Between 1831 and 1866 there were four cholera epidemics in England. The outbreaks were in 1831-32, 1848-9, 1853-4 and 1865-6. Most of the epidemics started in ports and spread through areas of intense population living in unsanitary conditions. The link between cholera and infected water supplies was made by Dr. John Snow in London in 1853.
Yorkshire suffered a severe epidemic in the summer of 1832. In Wakefield the first case was recorded in the House of Correction on 24th June. The Governor of Prison was one of the fatalities. Prisoners were removed from the House of Correction to Vicarage Croft, Thornes which became an impromptu Cholera hospital. The victims were buried at Thornes, 38 in 1832 and another another 106 in 1849. For outbreaks at Wakefield prison see ref:C118/98.
Large institutions were vulnerable to all epidemics especially where inmates were undernourished or in poor health. In 1845 there was a major outbreak at Stanley Royd hospital (see ref: C85/849 and 943). Another epidemic broke out in 1849 although it was not so severe as the 1832 epidemic. This outbreak mainly centred on the Irish Immigrants and poor sanitation around Nelson Street.

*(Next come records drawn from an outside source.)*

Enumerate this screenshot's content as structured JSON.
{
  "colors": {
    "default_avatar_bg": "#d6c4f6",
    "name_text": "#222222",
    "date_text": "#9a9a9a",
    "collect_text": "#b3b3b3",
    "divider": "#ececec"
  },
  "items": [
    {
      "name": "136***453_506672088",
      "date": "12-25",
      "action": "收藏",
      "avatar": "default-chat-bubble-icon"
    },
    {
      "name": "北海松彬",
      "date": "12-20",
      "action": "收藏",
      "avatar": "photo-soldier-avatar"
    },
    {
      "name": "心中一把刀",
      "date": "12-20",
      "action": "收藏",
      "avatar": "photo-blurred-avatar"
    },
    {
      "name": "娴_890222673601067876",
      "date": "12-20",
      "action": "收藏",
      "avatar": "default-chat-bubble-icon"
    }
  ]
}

A report in 1851 relating to the sanitory conditions in Wakefield made little impact. The original report is held in the John Goodchild collection. By 1853 Wakefield Town Council established a Board of Health to examine issues of sanitation and public health (see refs:WW1, WWC2). A Joint Committee was established in 1866 between the Corporation and the Board of Guardians in 1866. Also see C265 'Notes on Public Health in Wakefield in 19th Century'.